agreed in what bad fallen from the hon. Member for Finsbury yesterday evening, and he regretted that anything should have fallen from the right hon. Gentleman that would have the effect of inducing the police to interfere with public meetings. But with respect to the present bill, he agreed with 670 the right hon. Baronet, and saw no objection to the principle of-the bill.
§ Captain Pechell
said, that the principle of the bill, as stated by the right hon. Baronet, was a very good one; and he thought, if the permissive principle was applied to the Poor-law Bill, it would give very great satisfaction.
§ Mr. T. Duncombe
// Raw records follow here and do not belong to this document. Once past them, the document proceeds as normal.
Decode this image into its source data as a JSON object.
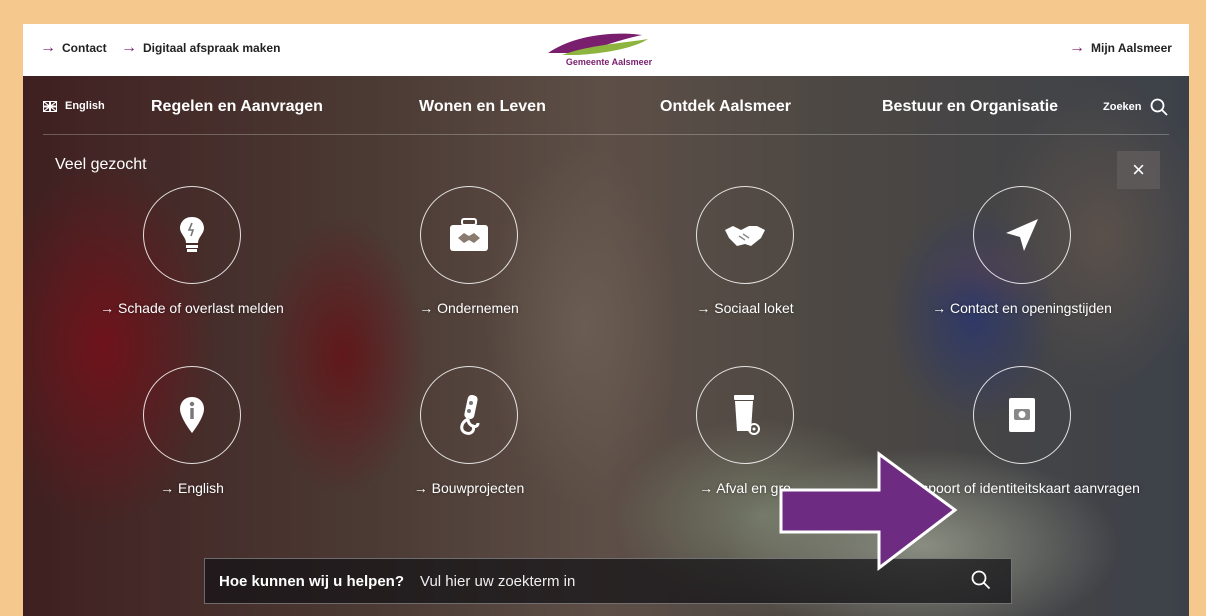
{
  "topbar": {
    "links_left": [
      "Contact",
      "Digitaal afspraak maken"
    ],
    "logo_text": "Gemeente Aalsmeer",
    "link_right": "Mijn Aalsmeer"
  },
  "nav": {
    "language": "English",
    "items": [
      "Regelen en Aanvragen",
      "Wonen en Leven",
      "Ontdek Aalsmeer",
      "Bestuur en Organisatie"
    ],
    "search_label": "Zoeken"
  },
  "popular": {
    "heading": "Veel gezocht",
    "close": "×",
    "tiles": [
      {
        "label": "→ Schade of overlast melden",
        "icon": "lightbulb-icon"
      },
      {
        "label": "→ Ondernemen",
        "icon": "briefcase-icon"
      },
      {
        "label": "→ Sociaal loket",
        "icon": "handshake-icon"
      },
      {
        "label": "→ Contact en openingstijden",
        "icon": "location-arrow-icon"
      },
      {
        "label": "→ English",
        "icon": "info-icon"
      },
      {
        "label": "→ Bouwprojecten",
        "icon": "crane-hook-icon"
      },
      {
        "label": "→ Afval en gro",
        "icon": "waste-bin-icon"
      },
      {
        "label": "Paspoort of identiteitskaart aanvragen",
        "icon": "passport-icon"
      }
    ]
  },
  "search": {
    "label": "Hoe kunnen wij u helpen?",
    "placeholder": "Vul hier uw zoekterm in"
  },
  "colors": {
    "brand": "#7a1f6e",
    "frame": "#f5c98e",
    "annotation_arrow": "#6e2b82"
  }
}
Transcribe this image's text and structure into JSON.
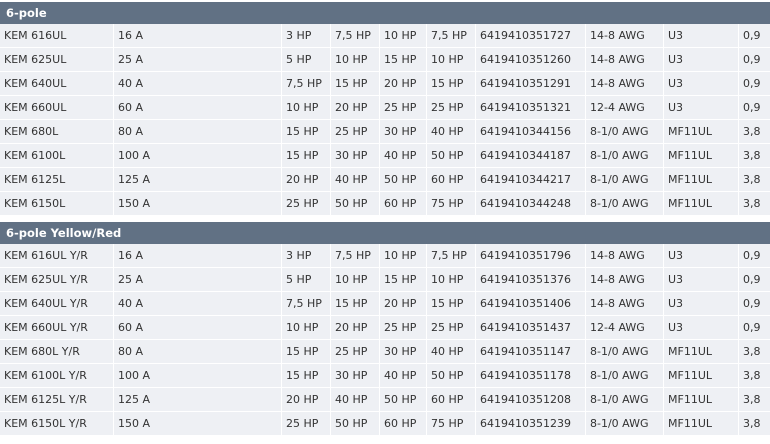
{
  "sections": [
    {
      "title": "6-pole",
      "rows": [
        [
          "KEM 616UL",
          "16 A",
          "3 HP",
          "7,5 HP",
          "10 HP",
          "7,5 HP",
          "6419410351727",
          "14-8 AWG",
          "U3",
          "0,9"
        ],
        [
          "KEM 625UL",
          "25 A",
          "5 HP",
          "10 HP",
          "15 HP",
          "10 HP",
          "6419410351260",
          "14-8 AWG",
          "U3",
          "0,9"
        ],
        [
          "KEM 640UL",
          "40 A",
          "7,5 HP",
          "15 HP",
          "20 HP",
          "15 HP",
          "6419410351291",
          "14-8 AWG",
          "U3",
          "0,9"
        ],
        [
          "KEM 660UL",
          "60 A",
          "10 HP",
          "20 HP",
          "25 HP",
          "25 HP",
          "6419410351321",
          "12-4 AWG",
          "U3",
          "0,9"
        ],
        [
          "KEM 680L",
          "80 A",
          "15 HP",
          "25 HP",
          "30 HP",
          "40 HP",
          "6419410344156",
          "8-1/0 AWG",
          "MF11UL",
          "3,8"
        ],
        [
          "KEM 6100L",
          "100 A",
          "15 HP",
          "30 HP",
          "40 HP",
          "50 HP",
          "6419410344187",
          "8-1/0 AWG",
          "MF11UL",
          "3,8"
        ],
        [
          "KEM 6125L",
          "125 A",
          "20 HP",
          "40 HP",
          "50 HP",
          "60 HP",
          "6419410344217",
          "8-1/0 AWG",
          "MF11UL",
          "3,8"
        ],
        [
          "KEM 6150L",
          "150 A",
          "25 HP",
          "50 HP",
          "60 HP",
          "75 HP",
          "6419410344248",
          "8-1/0 AWG",
          "MF11UL",
          "3,8"
        ]
      ]
    },
    {
      "title": "6-pole Yellow/Red",
      "rows": [
        [
          "KEM 616UL Y/R",
          "16 A",
          "3 HP",
          "7,5 HP",
          "10 HP",
          "7,5 HP",
          "6419410351796",
          "14-8 AWG",
          "U3",
          "0,9"
        ],
        [
          "KEM 625UL Y/R",
          "25 A",
          "5 HP",
          "10 HP",
          "15 HP",
          "10 HP",
          "6419410351376",
          "14-8 AWG",
          "U3",
          "0,9"
        ],
        [
          "KEM 640UL Y/R",
          "40 A",
          "7,5 HP",
          "15 HP",
          "20 HP",
          "15 HP",
          "6419410351406",
          "14-8 AWG",
          "U3",
          "0,9"
        ],
        [
          "KEM 660UL Y/R",
          "60 A",
          "10 HP",
          "20 HP",
          "25 HP",
          "25 HP",
          "6419410351437",
          "12-4 AWG",
          "U3",
          "0,9"
        ],
        [
          "KEM 680L Y/R",
          "80 A",
          "15 HP",
          "25 HP",
          "30 HP",
          "40 HP",
          "6419410351147",
          "8-1/0 AWG",
          "MF11UL",
          "3,8"
        ],
        [
          "KEM 6100L Y/R",
          "100 A",
          "15 HP",
          "30 HP",
          "40 HP",
          "50 HP",
          "6419410351178",
          "8-1/0 AWG",
          "MF11UL",
          "3,8"
        ],
        [
          "KEM 6125L Y/R",
          "125 A",
          "20 HP",
          "40 HP",
          "50 HP",
          "60 HP",
          "6419410351208",
          "8-1/0 AWG",
          "MF11UL",
          "3,8"
        ],
        [
          "KEM 6150L Y/R",
          "150 A",
          "25 HP",
          "50 HP",
          "60 HP",
          "75 HP",
          "6419410351239",
          "8-1/0 AWG",
          "MF11UL",
          "3,8"
        ]
      ]
    }
  ]
}
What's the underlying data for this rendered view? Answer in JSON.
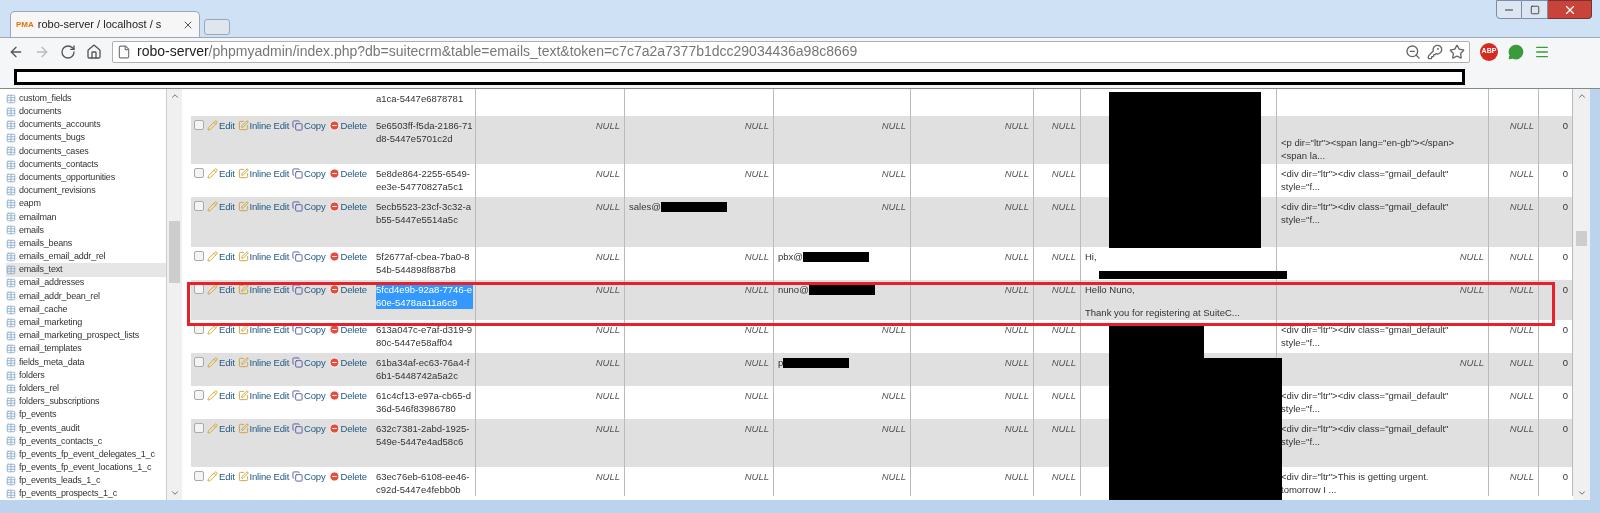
{
  "window": {
    "tab_title": "robo-server / localhost / s",
    "app_badge": "PMA",
    "url_host": "robo-server",
    "url_path": "/phpmyadmin/index.php?db=suitecrm&table=emails_text&token=c7c7a2a7377b1dcc29034436a98c8669",
    "extension_badge": "ABP"
  },
  "sidebar": {
    "tables": [
      {
        "name": "custom_fields",
        "selected": false
      },
      {
        "name": "documents",
        "selected": false
      },
      {
        "name": "documents_accounts",
        "selected": false
      },
      {
        "name": "documents_bugs",
        "selected": false
      },
      {
        "name": "documents_cases",
        "selected": false
      },
      {
        "name": "documents_contacts",
        "selected": false
      },
      {
        "name": "documents_opportunities",
        "selected": false
      },
      {
        "name": "document_revisions",
        "selected": false
      },
      {
        "name": "eapm",
        "selected": false
      },
      {
        "name": "emailman",
        "selected": false
      },
      {
        "name": "emails",
        "selected": false
      },
      {
        "name": "emails_beans",
        "selected": false
      },
      {
        "name": "emails_email_addr_rel",
        "selected": false
      },
      {
        "name": "emails_text",
        "selected": true
      },
      {
        "name": "email_addresses",
        "selected": false
      },
      {
        "name": "email_addr_bean_rel",
        "selected": false
      },
      {
        "name": "email_cache",
        "selected": false
      },
      {
        "name": "email_marketing",
        "selected": false
      },
      {
        "name": "email_marketing_prospect_lists",
        "selected": false
      },
      {
        "name": "email_templates",
        "selected": false
      },
      {
        "name": "fields_meta_data",
        "selected": false
      },
      {
        "name": "folders",
        "selected": false
      },
      {
        "name": "folders_rel",
        "selected": false
      },
      {
        "name": "folders_subscriptions",
        "selected": false
      },
      {
        "name": "fp_events",
        "selected": false
      },
      {
        "name": "fp_events_audit",
        "selected": false
      },
      {
        "name": "fp_events_contacts_c",
        "selected": false
      },
      {
        "name": "fp_events_fp_event_delegates_1_c",
        "selected": false
      },
      {
        "name": "fp_events_fp_event_locations_1_c",
        "selected": false
      },
      {
        "name": "fp_events_leads_1_c",
        "selected": false
      },
      {
        "name": "fp_events_prospects_1_c",
        "selected": false
      }
    ]
  },
  "table": {
    "rows": [
      {
        "id": "a1ca-5447e6878781",
        "highlighted": false,
        "cells": [
          {
            "kind": "empty"
          },
          {
            "kind": "empty"
          },
          {
            "kind": "empty"
          },
          {
            "kind": "empty"
          },
          {
            "kind": "empty"
          },
          {
            "kind": "empty"
          },
          {
            "kind": "empty"
          },
          {
            "kind": "empty"
          },
          {
            "kind": "empty"
          }
        ]
      },
      {
        "checked": false,
        "actions": [
          "Edit",
          "Inline Edit",
          "Copy",
          "Delete"
        ],
        "id": "5e6503ff-f5da-2186-71d8-5447e5701c2d",
        "highlighted": false,
        "cells": [
          {
            "kind": "null",
            "text": "NULL"
          },
          {
            "kind": "null",
            "text": "NULL"
          },
          {
            "kind": "null",
            "text": "NULL"
          },
          {
            "kind": "null",
            "text": "NULL"
          },
          {
            "kind": "null",
            "text": "NULL"
          },
          {
            "kind": "empty"
          },
          {
            "kind": "text",
            "bottom": true,
            "lines": [
              "<p dir=\"ltr\"><span lang=\"en-gb\"></span>",
              "<span la..."
            ]
          },
          {
            "kind": "null",
            "text": "NULL"
          },
          {
            "kind": "number",
            "text": "0"
          }
        ]
      },
      {
        "checked": false,
        "actions": [
          "Edit",
          "Inline Edit",
          "Copy",
          "Delete"
        ],
        "id": "5e8de864-2255-6549-ee3e-54770827a5c1",
        "highlighted": false,
        "cells": [
          {
            "kind": "null",
            "text": "NULL"
          },
          {
            "kind": "null",
            "text": "NULL"
          },
          {
            "kind": "null",
            "text": "NULL"
          },
          {
            "kind": "null",
            "text": "NULL"
          },
          {
            "kind": "null",
            "text": "NULL"
          },
          {
            "kind": "empty"
          },
          {
            "kind": "text",
            "lines": [
              "<div dir=\"ltr\"><div class=\"gmail_default\"",
              "style=\"f..."
            ]
          },
          {
            "kind": "null",
            "text": "NULL"
          },
          {
            "kind": "number",
            "text": "0"
          }
        ]
      },
      {
        "checked": false,
        "actions": [
          "Edit",
          "Inline Edit",
          "Copy",
          "Delete"
        ],
        "id": "5ecb5523-23cf-3c32-ab55-5447e5514a5c",
        "highlighted": false,
        "cells": [
          {
            "kind": "null",
            "text": "NULL"
          },
          {
            "kind": "email",
            "text": "sales@"
          },
          {
            "kind": "null",
            "text": "NULL"
          },
          {
            "kind": "null",
            "text": "NULL"
          },
          {
            "kind": "null",
            "text": "NULL"
          },
          {
            "kind": "empty"
          },
          {
            "kind": "text",
            "lines": [
              "<div dir=\"ltr\"><div class=\"gmail_default\"",
              "style=\"f..."
            ]
          },
          {
            "kind": "null",
            "text": "NULL"
          },
          {
            "kind": "number",
            "text": "0"
          }
        ]
      },
      {
        "checked": false,
        "actions": [
          "Edit",
          "Inline Edit",
          "Copy",
          "Delete"
        ],
        "id": "5f2677af-cbea-7ba0-854b-544898f887b8",
        "highlighted": false,
        "cells": [
          {
            "kind": "null",
            "text": "NULL"
          },
          {
            "kind": "null",
            "text": "NULL"
          },
          {
            "kind": "email",
            "text": "pbx@"
          },
          {
            "kind": "null",
            "text": "NULL"
          },
          {
            "kind": "null",
            "text": "NULL"
          },
          {
            "kind": "text",
            "lines": [
              "Hi,"
            ]
          },
          {
            "kind": "null",
            "text": "NULL"
          },
          {
            "kind": "null",
            "text": "NULL"
          },
          {
            "kind": "number",
            "text": "0"
          }
        ]
      },
      {
        "checked": false,
        "actions": [
          "Edit",
          "Inline Edit",
          "Copy",
          "Delete"
        ],
        "id": "5fcd4e9b-92a8-7746-e60e-5478aa11a6c9",
        "highlighted": true,
        "cells": [
          {
            "kind": "null",
            "text": "NULL"
          },
          {
            "kind": "null",
            "text": "NULL"
          },
          {
            "kind": "email",
            "text": "nuno@"
          },
          {
            "kind": "null",
            "text": "NULL"
          },
          {
            "kind": "null",
            "text": "NULL"
          },
          {
            "kind": "text",
            "paragraphs": [
              "Hello Nuno,",
              "Thank you for registering at SuiteC..."
            ]
          },
          {
            "kind": "null",
            "text": "NULL"
          },
          {
            "kind": "null",
            "text": "NULL"
          },
          {
            "kind": "number",
            "text": "0"
          }
        ]
      },
      {
        "checked": false,
        "actions": [
          "Edit",
          "Inline Edit",
          "Copy",
          "Delete"
        ],
        "id": "613a047c-e7af-d319-980c-5447e58aff04",
        "highlighted": false,
        "cells": [
          {
            "kind": "null",
            "text": "NULL"
          },
          {
            "kind": "null",
            "text": "NULL"
          },
          {
            "kind": "null",
            "text": "NULL"
          },
          {
            "kind": "null",
            "text": "NULL"
          },
          {
            "kind": "null",
            "text": "NULL"
          },
          {
            "kind": "empty"
          },
          {
            "kind": "text",
            "lines": [
              "<div dir=\"ltr\"><div class=\"gmail_default\"",
              "style=\"f..."
            ]
          },
          {
            "kind": "null",
            "text": "NULL"
          },
          {
            "kind": "number",
            "text": "0"
          }
        ]
      },
      {
        "checked": false,
        "actions": [
          "Edit",
          "Inline Edit",
          "Copy",
          "Delete"
        ],
        "id": "61ba34af-ec63-76a4-f6b1-5448742a5a2c",
        "highlighted": false,
        "cells": [
          {
            "kind": "null",
            "text": "NULL"
          },
          {
            "kind": "null",
            "text": "NULL"
          },
          {
            "kind": "email",
            "text": "p"
          },
          {
            "kind": "null",
            "text": "NULL"
          },
          {
            "kind": "null",
            "text": "NULL"
          },
          {
            "kind": "empty"
          },
          {
            "kind": "null",
            "text": "NULL"
          },
          {
            "kind": "null",
            "text": "NULL"
          },
          {
            "kind": "number",
            "text": "0"
          }
        ]
      },
      {
        "checked": false,
        "actions": [
          "Edit",
          "Inline Edit",
          "Copy",
          "Delete"
        ],
        "id": "61c4cf13-e97a-cb65-d36d-546f83986780",
        "highlighted": false,
        "cells": [
          {
            "kind": "null",
            "text": "NULL"
          },
          {
            "kind": "null",
            "text": "NULL"
          },
          {
            "kind": "null",
            "text": "NULL"
          },
          {
            "kind": "null",
            "text": "NULL"
          },
          {
            "kind": "null",
            "text": "NULL"
          },
          {
            "kind": "empty"
          },
          {
            "kind": "text",
            "lines": [
              "<div dir=\"ltr\"><div class=\"gmail_default\"",
              "style=\"f..."
            ]
          },
          {
            "kind": "null",
            "text": "NULL"
          },
          {
            "kind": "number",
            "text": "0"
          }
        ]
      },
      {
        "checked": false,
        "actions": [
          "Edit",
          "Inline Edit",
          "Copy",
          "Delete"
        ],
        "id": "632c7381-2abd-1925-549e-5447e4ad58c6",
        "highlighted": false,
        "cells": [
          {
            "kind": "null",
            "text": "NULL"
          },
          {
            "kind": "null",
            "text": "NULL"
          },
          {
            "kind": "null",
            "text": "NULL"
          },
          {
            "kind": "null",
            "text": "NULL"
          },
          {
            "kind": "null",
            "text": "NULL"
          },
          {
            "kind": "empty"
          },
          {
            "kind": "text",
            "lines": [
              "<div dir=\"ltr\"><div class=\"gmail_default\"",
              "style=\"f..."
            ]
          },
          {
            "kind": "null",
            "text": "NULL"
          },
          {
            "kind": "number",
            "text": "0"
          }
        ]
      },
      {
        "checked": false,
        "actions": [
          "Edit",
          "Inline Edit",
          "Copy",
          "Delete"
        ],
        "id": "63ec76eb-6108-ee46-c92d-5447e4febb0b",
        "highlighted": false,
        "cells": [
          {
            "kind": "null",
            "text": "NULL"
          },
          {
            "kind": "null",
            "text": "NULL"
          },
          {
            "kind": "null",
            "text": "NULL"
          },
          {
            "kind": "null",
            "text": "NULL"
          },
          {
            "kind": "null",
            "text": "NULL"
          },
          {
            "kind": "empty"
          },
          {
            "kind": "text",
            "lines": [
              "<div dir=\"ltr\">This is getting urgent.",
              "tomorrow I ..."
            ]
          },
          {
            "kind": "null",
            "text": "NULL"
          },
          {
            "kind": "number",
            "text": "0"
          }
        ]
      }
    ]
  }
}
withdrew the amendment, observing that he performed his duty as a Member of Parliament in bringing these cases of grievance under the notice of the House.
§ Mr. Bankes
thought it a hardship that counties which had adopted the rural police should have to be saddled with the expense consequent on the operation of this bill. He suggested that the allowances given to constables when on extra duty, should be charged, not on the parish to which the constables belonged, but to the county generally; otherwise it would be anything but an advantage to a parish to possess an active constable. With respect to the commitment of young persons to gaol, considering the contamination to which they were thereby subjected, he would suggest the adoption of a clauseEmpowering magistrates to commit for trial young persons who are charged with criminal offences to lock-up houses instead of the county gaol.
§ Mr. Darby
opposed the clause and the suggestion. If payment out of the county rate was introduced into a Parochial Constables Bill, it would lead to endless confusion. He also opposed the clause for providing lock-up houses for criminals before trial, as, if they adopted it, they would be bound to create two sets of prisons and prison officers.
§ Mr. Burroughes
moved a clause to enable the justices in session to abstain from carrying out the provisions of the bill in consequence of the police force.
§ Sir J. Graham
opposed the clauses, as being at variance with the general purpose and spirit of the bill.
§ Clause negatived; clauses added.
§ Bill ordered to be read a third time.
§ Adjourned at half-past cue o'clock.